═════ Records provided
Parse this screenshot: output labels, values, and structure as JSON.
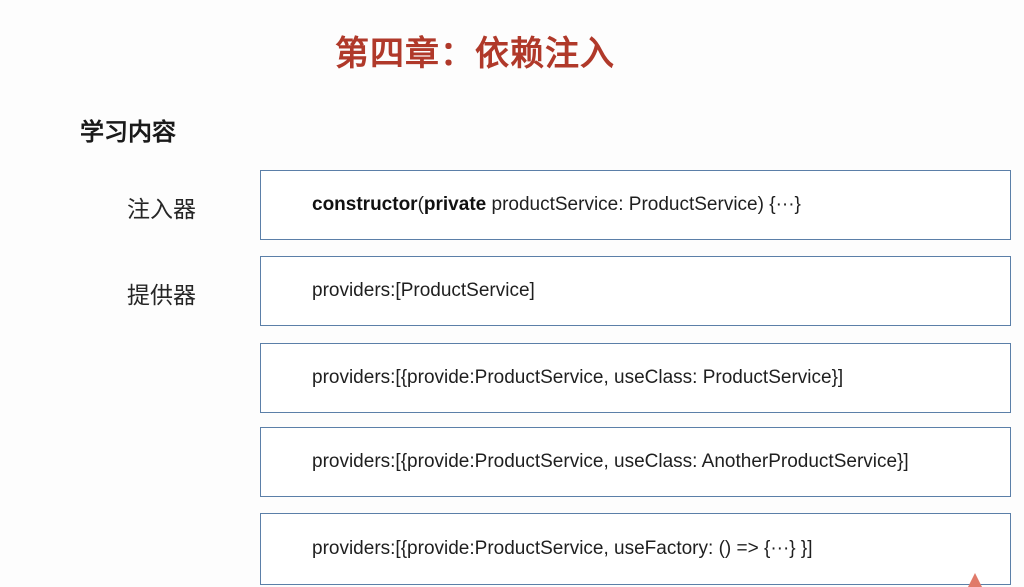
{
  "slide": {
    "title": "第四章：依赖注入",
    "section_heading": "学习内容",
    "watermark": "",
    "rows": [
      {
        "label": "注入器",
        "code": {
          "kw1": "constructor",
          "t1": "(",
          "kw2": "private",
          "t2": " productService: ProductService) {···}"
        }
      },
      {
        "label": "提供器",
        "code": {
          "text": "providers:[ProductService]"
        }
      },
      {
        "label": "",
        "code": {
          "text": "providers:[{provide:ProductService, useClass: ProductService}]"
        }
      },
      {
        "label": "",
        "code": {
          "text": "providers:[{provide:ProductService, useClass: AnotherProductService}]"
        }
      },
      {
        "label": "",
        "code": {
          "text": "providers:[{provide:ProductService, useFactory: () => {···} }]"
        }
      }
    ]
  }
}
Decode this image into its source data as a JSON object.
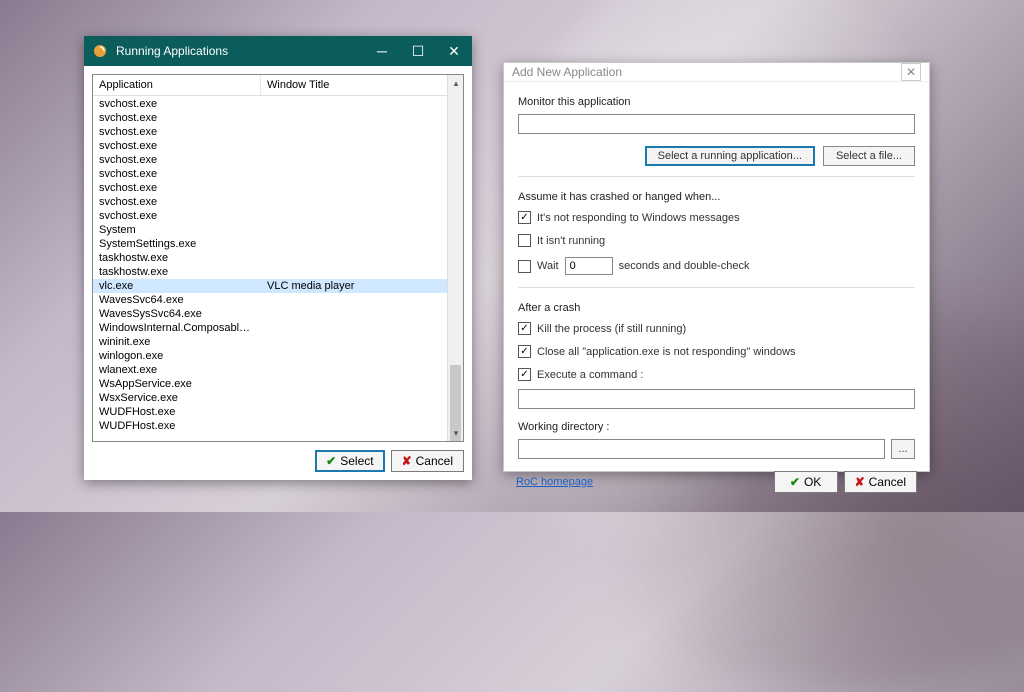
{
  "win1": {
    "title": "Running Applications",
    "columns": {
      "app": "Application",
      "wintitle": "Window Title"
    },
    "rows": [
      {
        "app": "svchost.exe",
        "title": ""
      },
      {
        "app": "svchost.exe",
        "title": ""
      },
      {
        "app": "svchost.exe",
        "title": ""
      },
      {
        "app": "svchost.exe",
        "title": ""
      },
      {
        "app": "svchost.exe",
        "title": ""
      },
      {
        "app": "svchost.exe",
        "title": ""
      },
      {
        "app": "svchost.exe",
        "title": ""
      },
      {
        "app": "svchost.exe",
        "title": ""
      },
      {
        "app": "svchost.exe",
        "title": ""
      },
      {
        "app": "System",
        "title": ""
      },
      {
        "app": "SystemSettings.exe",
        "title": ""
      },
      {
        "app": "taskhostw.exe",
        "title": ""
      },
      {
        "app": "taskhostw.exe",
        "title": ""
      },
      {
        "app": "vlc.exe",
        "title": "VLC media player",
        "selected": true
      },
      {
        "app": "WavesSvc64.exe",
        "title": ""
      },
      {
        "app": "WavesSysSvc64.exe",
        "title": ""
      },
      {
        "app": "WindowsInternal.ComposableShell.E...",
        "title": ""
      },
      {
        "app": "wininit.exe",
        "title": ""
      },
      {
        "app": "winlogon.exe",
        "title": ""
      },
      {
        "app": "wlanext.exe",
        "title": ""
      },
      {
        "app": "WsAppService.exe",
        "title": ""
      },
      {
        "app": "WsxService.exe",
        "title": ""
      },
      {
        "app": "WUDFHost.exe",
        "title": ""
      },
      {
        "app": "WUDFHost.exe",
        "title": ""
      }
    ],
    "select_label": "Select",
    "cancel_label": "Cancel"
  },
  "win2": {
    "title": "Add New Application",
    "monitor_label": "Monitor this application",
    "monitor_value": "",
    "select_running_label": "Select a running application...",
    "select_file_label": "Select a file...",
    "assume_label": "Assume it has crashed or hanged when...",
    "chk_not_responding": {
      "checked": true,
      "label": "It's not responding to Windows messages"
    },
    "chk_not_running": {
      "checked": false,
      "label": "It isn't running"
    },
    "chk_wait": {
      "checked": false,
      "label": "Wait",
      "value": "0",
      "suffix": "seconds and double-check"
    },
    "after_crash_label": "After a crash",
    "chk_kill": {
      "checked": true,
      "label": "Kill the process (if still running)"
    },
    "chk_close_all": {
      "checked": true,
      "label": "Close all \"application.exe is not responding\" windows"
    },
    "chk_exec": {
      "checked": true,
      "label": "Execute a command :"
    },
    "exec_value": "",
    "workdir_label": "Working directory :",
    "workdir_value": "",
    "dirbtn_label": "...",
    "homepage_label": "RoC homepage",
    "ok_label": "OK",
    "cancel_label": "Cancel"
  }
}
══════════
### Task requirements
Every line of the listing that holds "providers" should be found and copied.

### Your solution
          "text": "providers:[ProductService]"
          "text": "providers:[{provide:ProductService, useClass: ProductService}]"
          "text": "providers:[{provide:ProductService, useClass: AnotherProductService}]"
          "text": "providers:[{provide:ProductService, useFactory: () => {···} }]"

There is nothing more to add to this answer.